WHAT THE EXERCISE ASKS —
Write out each record exactly and skip every image.

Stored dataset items

####

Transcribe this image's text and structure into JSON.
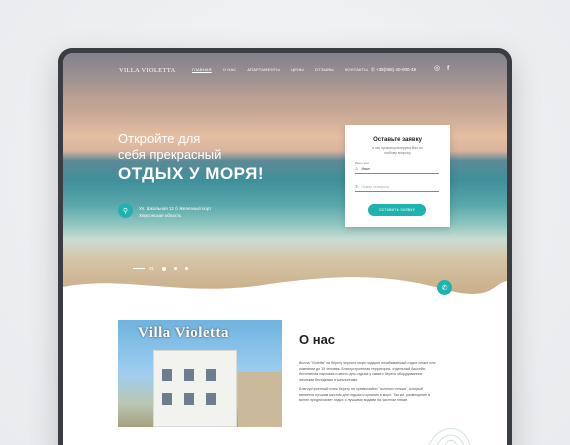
{
  "header": {
    "logo": "VILLA VIOLETTA",
    "menu": [
      "ГЛАВНАЯ",
      "О НАС",
      "АПАРТАМЕНТЫ",
      "ЦЕНЫ",
      "ОТЗЫВЫ",
      "КОНТАКТЫ"
    ],
    "active_menu": "ГЛАВНАЯ",
    "phone": "+38(068) 40-000-48",
    "socials": [
      "instagram-icon",
      "facebook-icon"
    ]
  },
  "hero": {
    "line1": "Откройте для",
    "line2": "себя прекрасный",
    "line3": "ОТДЫХ У МОРЯ!",
    "address_line1": "Ул. Школьная 12 б Железный порт",
    "address_line2": "Херсонская область",
    "slide_number": "01"
  },
  "form": {
    "title": "Оставьте заявку",
    "subtitle": "и мы проконсультируем Вас по любому вопросу",
    "name_label": "Ваше имя",
    "name_value": "Иван",
    "phone_placeholder": "Номер телефона",
    "submit_label": "ОСТАВИТЬ ЗАЯВКУ"
  },
  "about": {
    "title": "О нас",
    "photo_sign": "Villa Violetta",
    "paragraph1": "Вилла \"Violetta\" на берегу черного моря подарит незабываемый отдых семье или компании до 15 человек. Благоустроенная территория, отдельный бассейн, бесплатная парковка и место для отдыха у самого берега оборудованное личными беседками и шезлонгами.",
    "paragraph2": "Благоустроенный пляж берегу на чрезвычайно \"золотого пляжа\", который является лучшим местом для отдыха и купания в море. Так же, размещение в вилле предполагает отдых с лучшими видами на частном пляже."
  },
  "colors": {
    "accent": "#1fb3b0"
  }
}
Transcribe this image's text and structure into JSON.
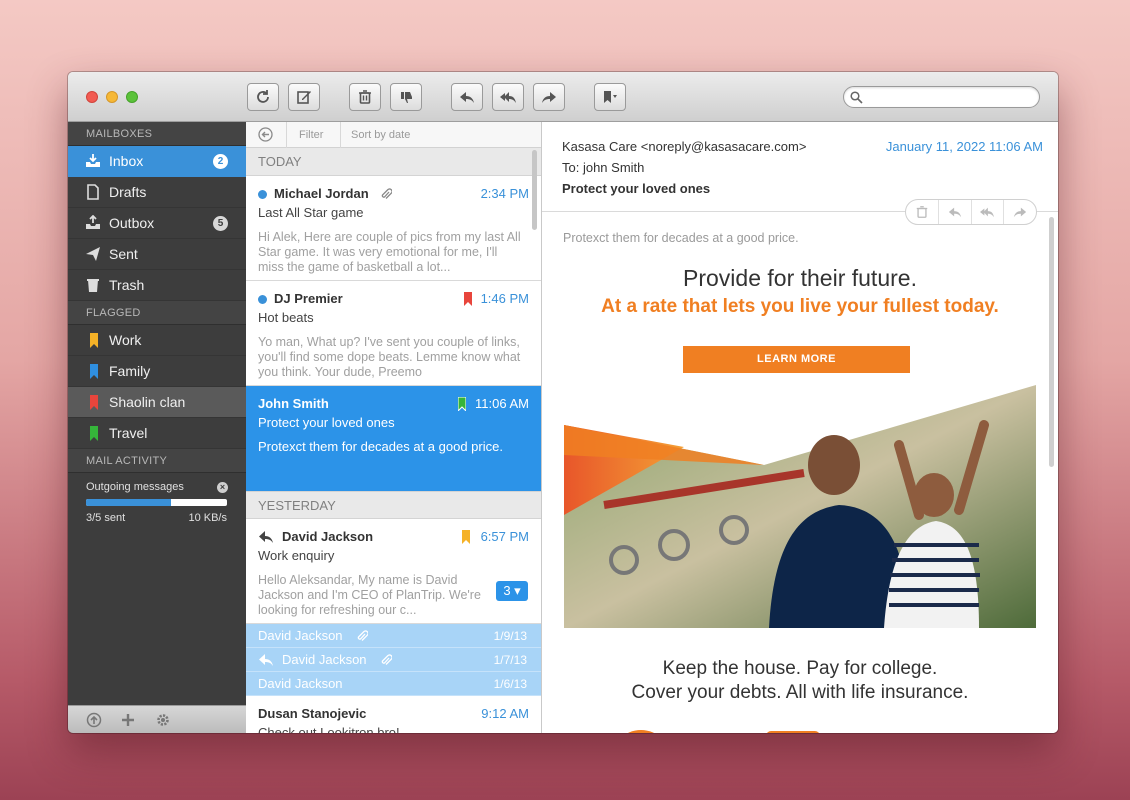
{
  "toolbar": {
    "buttons": [
      "refresh",
      "compose",
      "delete",
      "spam",
      "reply",
      "reply-all",
      "forward",
      "tag"
    ],
    "search_placeholder": ""
  },
  "sidebar": {
    "mailboxes_header": "MAILBOXES",
    "mailboxes": [
      {
        "label": "Inbox",
        "badge": "2",
        "icon": "inbox-icon"
      },
      {
        "label": "Drafts",
        "badge": "",
        "icon": "draft-icon"
      },
      {
        "label": "Outbox",
        "badge": "5",
        "icon": "outbox-icon"
      },
      {
        "label": "Sent",
        "badge": "",
        "icon": "paper-plane-icon"
      },
      {
        "label": "Trash",
        "badge": "",
        "icon": "trash-icon"
      }
    ],
    "flagged_header": "FLAGGED",
    "flagged": [
      {
        "label": "Work",
        "color": "#f5b227"
      },
      {
        "label": "Family",
        "color": "#2f8fe0"
      },
      {
        "label": "Shaolin clan",
        "color": "#e8453c"
      },
      {
        "label": "Travel",
        "color": "#35b53a"
      }
    ],
    "activity_header": "MAIL ACTIVITY",
    "activity": {
      "title": "Outgoing messages",
      "progress": 0.6,
      "sent": "3/5 sent",
      "speed": "10 KB/s"
    }
  },
  "list": {
    "filter_label": "Filter",
    "sort_label": "Sort by date",
    "today_header": "TODAY",
    "yesterday_header": "YESTERDAY",
    "today": [
      {
        "from": "Michael Jordan",
        "time": "2:34 PM",
        "subject": "Last All Star game",
        "preview": "Hi Alek, Here are couple of pics from my last All Star game. It was very emotional for me, I'll miss the game of basketball a lot..."
      },
      {
        "from": "DJ Premier",
        "time": "1:46 PM",
        "subject": "Hot beats",
        "preview": "Yo man, What up? I've sent you couple of links, you'll find some dope beats. Lemme know what you think. Your dude, Preemo"
      },
      {
        "from": "John Smith",
        "time": "11:06 AM",
        "subject": "Protect your loved ones",
        "preview": "Protexct them for decades at a good price."
      }
    ],
    "yesterday": [
      {
        "from": "David Jackson",
        "time": "6:57 PM",
        "subject": "Work enquiry",
        "preview": "Hello Aleksandar, My name is David Jackson and I'm CEO of PlanTrip. We're looking for refreshing our c...",
        "thread_count": "3"
      }
    ],
    "thread": [
      {
        "from": "David Jackson",
        "date": "1/9/13"
      },
      {
        "from": "David Jackson",
        "date": "1/7/13"
      },
      {
        "from": "David Jackson",
        "date": "1/6/13"
      }
    ],
    "last": {
      "from": "Dusan Stanojevic",
      "time": "9:12 AM",
      "subject": "Check out Lookitron bro!"
    }
  },
  "reader": {
    "from": "Kasasa Care <noreply@kasasacare.com>",
    "date": "January 11, 2022 11:06 AM",
    "to": "To: john Smith",
    "subject": "Protect your loved ones",
    "preheader": "Protexct them for decades at a good price.",
    "headline": "Provide for their future.",
    "subheadline": "At a rate that lets you live your fullest today.",
    "cta": "LEARN MORE",
    "keep_line1": "Keep the house. Pay for college.",
    "keep_line2": "Cover your debts. All with life insurance.",
    "accent": "#f07f22"
  }
}
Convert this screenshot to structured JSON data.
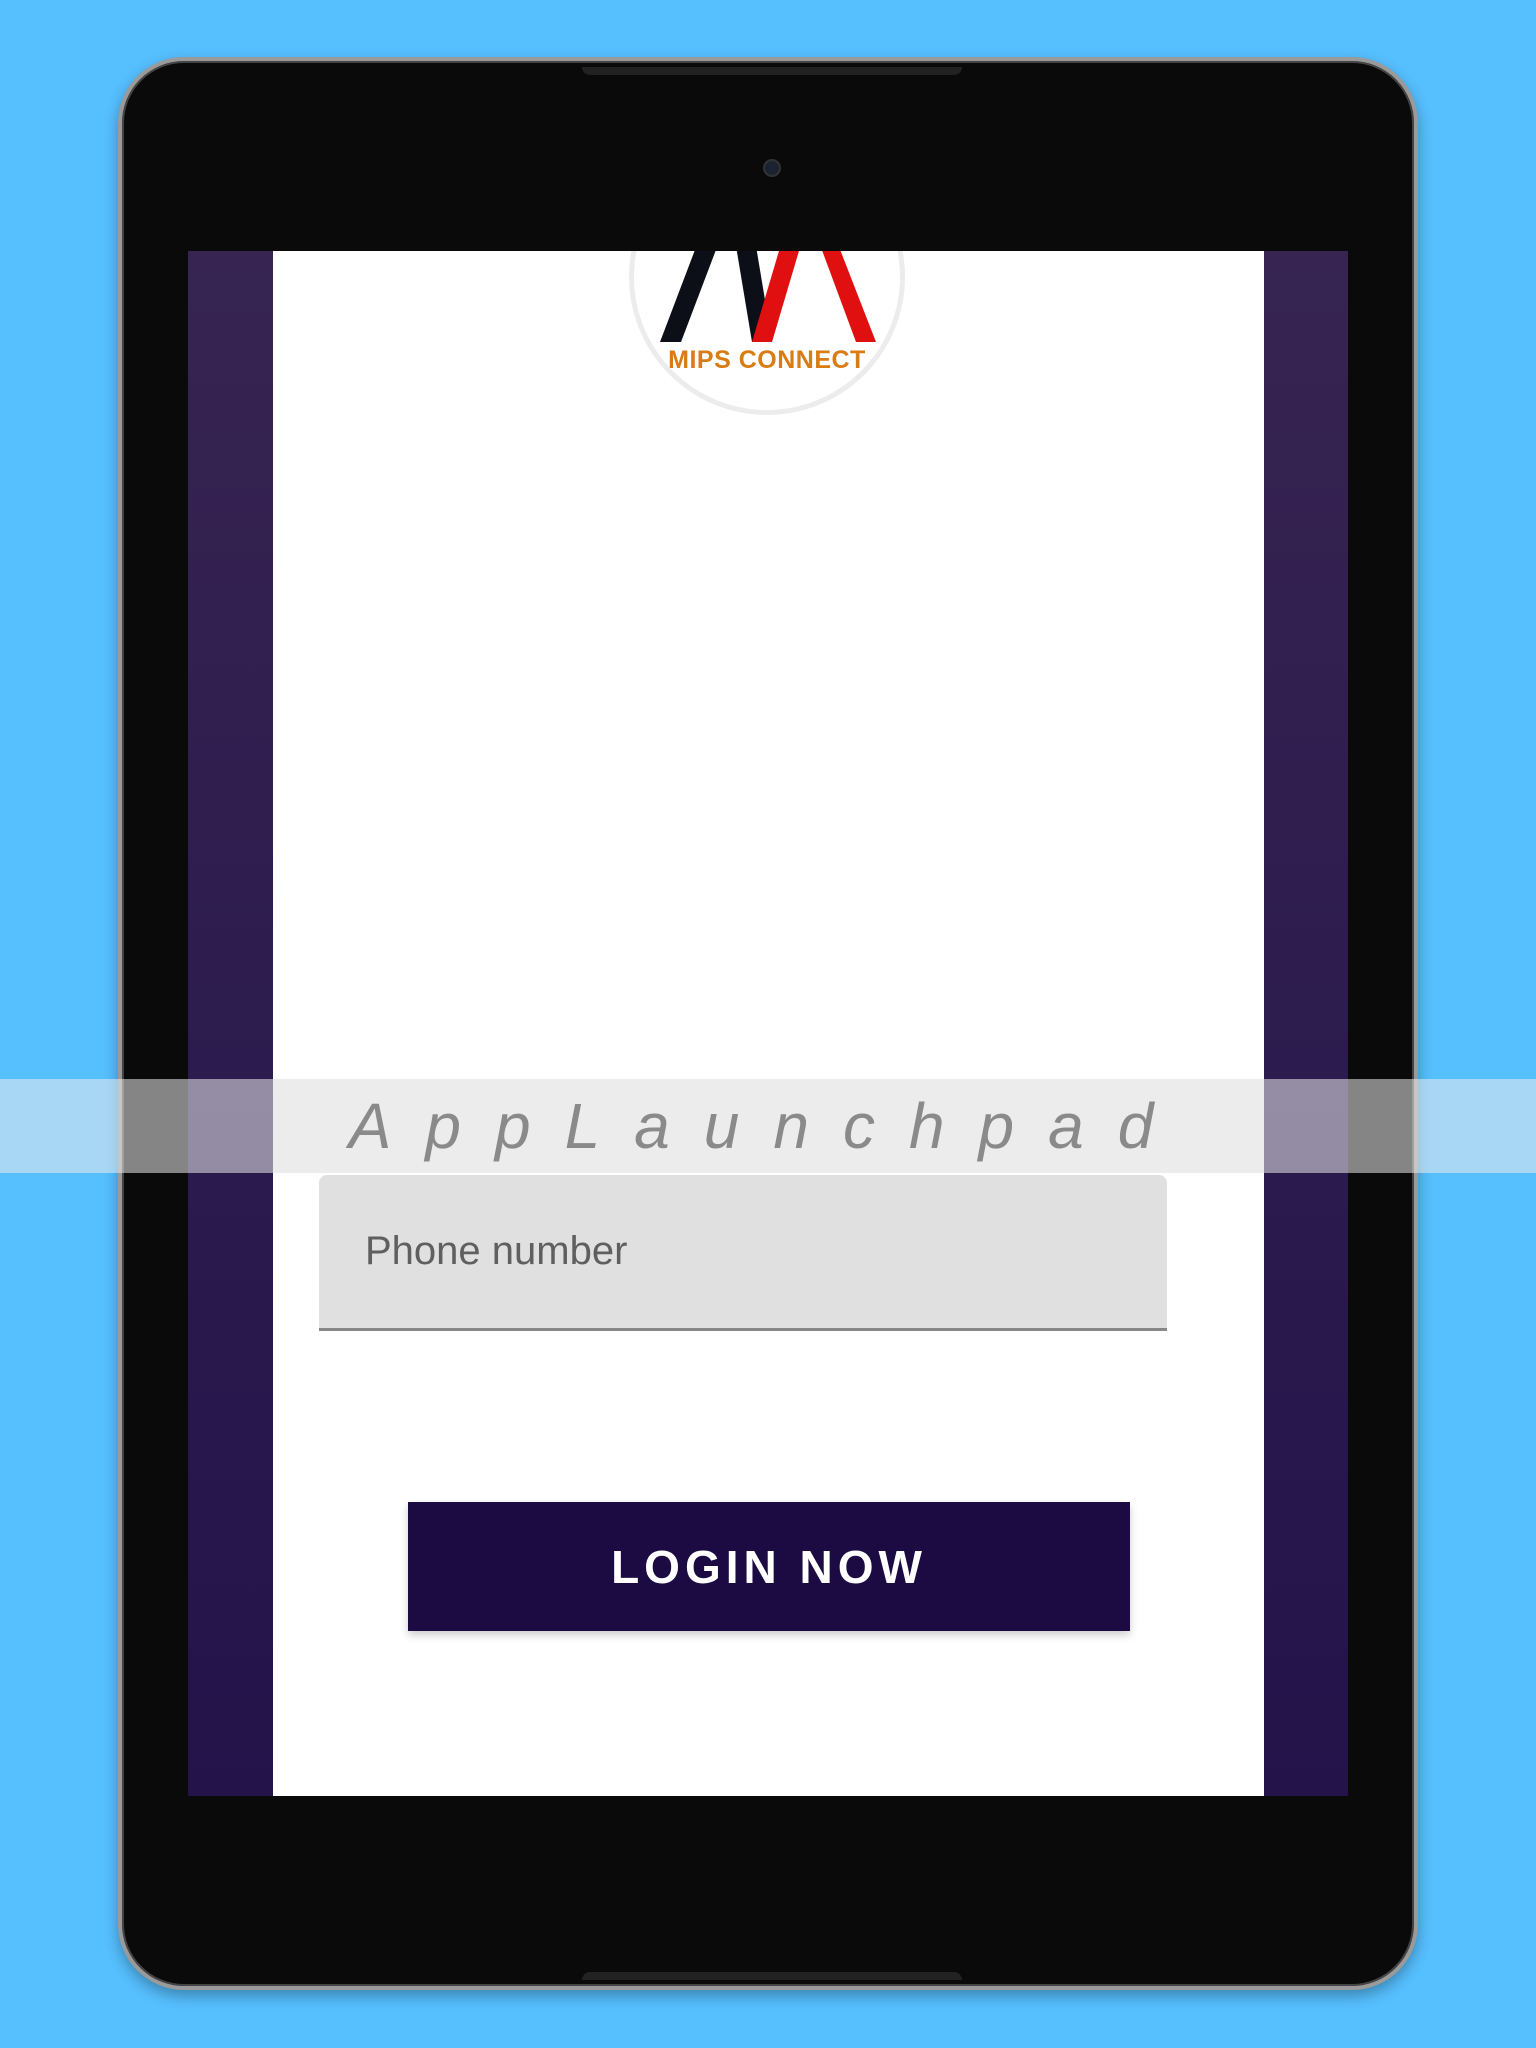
{
  "app": {
    "logo_text": "MIPS CONNECT",
    "colors": {
      "background": "#56bffe",
      "button": "#1b0b42",
      "logo_text": "#d97c14",
      "logo_red": "#e01010",
      "logo_dark": "#0c0f18"
    }
  },
  "login": {
    "phone_placeholder": "Phone number",
    "phone_value": "",
    "login_label": "LOGIN NOW"
  },
  "watermark": {
    "text": "AppLaunchpad"
  }
}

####

YOUR SOLUTION —
Transcribe this image's text and structure into JSON.
{
  "header": {
    "logo": "VILLA VIOLETTA",
    "menu": [
      "ГЛАВНАЯ",
      "О НАС",
      "АПАРТАМЕНТЫ",
      "ЦЕНЫ",
      "ОТЗЫВЫ",
      "КОНТАКТЫ"
    ],
    "active_menu": "ГЛАВНАЯ",
    "phone": "+38(068) 40-000-48",
    "socials": [
      "instagram-icon",
      "facebook-icon"
    ]
  },
  "hero": {
    "line1": "Откройте для",
    "line2": "себя прекрасный",
    "line3": "ОТДЫХ У МОРЯ!",
    "address_line1": "Ул. Школьная 12 б Железный порт",
    "address_line2": "Херсонская область",
    "slide_number": "01"
  },
  "form": {
    "title": "Оставьте заявку",
    "subtitle": "и мы проконсультируем Вас по любому вопросу",
    "name_label": "Ваше имя",
    "name_value": "Иван",
    "phone_placeholder": "Номер телефона",
    "submit_label": "ОСТАВИТЬ ЗАЯВКУ"
  },
  "about": {
    "title": "О нас",
    "photo_sign": "Villa Violetta",
    "paragraph1": "Вилла \"Violetta\" на берегу черного моря подарит незабываемый отдых семье или компании до 15 человек. Благоустроенная территория, отдельный бассейн, бесплатная парковка и место для отдыха у самого берега оборудованное личными беседками и шезлонгами.",
    "paragraph2": "Благоустроенный пляж берегу на чрезвычайно \"золотого пляжа\", который является лучшим местом для отдыха и купания в море. Так же, размещение в вилле предполагает отдых с лучшими видами на частном пляже."
  },
  "colors": {
    "accent": "#1fb3b0"
  }
}
Transcribe this image's text and structure into JSON.
{
  "toolbar": {
    "buttons": [
      "refresh",
      "compose",
      "delete",
      "spam",
      "reply",
      "reply-all",
      "forward",
      "tag"
    ],
    "search_placeholder": ""
  },
  "sidebar": {
    "mailboxes_header": "MAILBOXES",
    "mailboxes": [
      {
        "label": "Inbox",
        "badge": "2",
        "icon": "inbox-icon"
      },
      {
        "label": "Drafts",
        "badge": "",
        "icon": "draft-icon"
      },
      {
        "label": "Outbox",
        "badge": "5",
        "icon": "outbox-icon"
      },
      {
        "label": "Sent",
        "badge": "",
        "icon": "paper-plane-icon"
      },
      {
        "label": "Trash",
        "badge": "",
        "icon": "trash-icon"
      }
    ],
    "flagged_header": "FLAGGED",
    "flagged": [
      {
        "label": "Work",
        "color": "#f5b227"
      },
      {
        "label": "Family",
        "color": "#2f8fe0"
      },
      {
        "label": "Shaolin clan",
        "color": "#e8453c"
      },
      {
        "label": "Travel",
        "color": "#35b53a"
      }
    ],
    "activity_header": "MAIL ACTIVITY",
    "activity": {
      "title": "Outgoing messages",
      "progress": 0.6,
      "sent": "3/5 sent",
      "speed": "10 KB/s"
    }
  },
  "list": {
    "filter_label": "Filter",
    "sort_label": "Sort by date",
    "today_header": "TODAY",
    "yesterday_header": "YESTERDAY",
    "today": [
      {
        "from": "Michael Jordan",
        "time": "2:34 PM",
        "subject": "Last All Star game",
        "preview": "Hi Alek, Here are couple of pics from my last All Star game. It was very emotional for me, I'll miss the game of basketball a lot..."
      },
      {
        "from": "DJ Premier",
        "time": "1:46 PM",
        "subject": "Hot beats",
        "preview": "Yo man, What up? I've sent you couple of links, you'll find some dope beats. Lemme know what you think. Your dude, Preemo"
      },
      {
        "from": "John Smith",
        "time": "11:06 AM",
        "subject": "Protect your loved ones",
        "preview": "Protexct them for decades at a good price."
      }
    ],
    "yesterday": [
      {
        "from": "David Jackson",
        "time": "6:57 PM",
        "subject": "Work enquiry",
        "preview": "Hello Aleksandar, My name is David Jackson and I'm CEO of PlanTrip. We're looking for refreshing our c...",
        "thread_count": "3"
      }
    ],
    "thread": [
      {
        "from": "David Jackson",
        "date": "1/9/13"
      },
      {
        "from": "David Jackson",
        "date": "1/7/13"
      },
      {
        "from": "David Jackson",
        "date": "1/6/13"
      }
    ],
    "last": {
      "from": "Dusan Stanojevic",
      "time": "9:12 AM",
      "subject": "Check out Lookitron bro!"
    }
  },
  "reader": {
    "from": "Kasasa Care <noreply@kasasacare.com>",
    "date": "January 11, 2022 11:06 AM",
    "to": "To: john Smith",
    "subject": "Protect your loved ones",
    "preheader": "Protexct them for decades at a good price.",
    "headline": "Provide for their future.",
    "subheadline": "At a rate that lets you live your fullest today.",
    "cta": "LEARN MORE",
    "keep_line1": "Keep the house. Pay for college.",
    "keep_line2": "Cover your debts. All with life insurance.",
    "accent": "#f07f22"
  }
}
Convert this screenshot to structured JSON data.
{
  "app": {
    "logo_text": "MIPS CONNECT",
    "colors": {
      "background": "#56bffe",
      "button": "#1b0b42",
      "logo_text": "#d97c14",
      "logo_red": "#e01010",
      "logo_dark": "#0c0f18"
    }
  },
  "login": {
    "phone_placeholder": "Phone number",
    "phone_value": "",
    "login_label": "LOGIN NOW"
  },
  "watermark": {
    "text": "AppLaunchpad"
  }
}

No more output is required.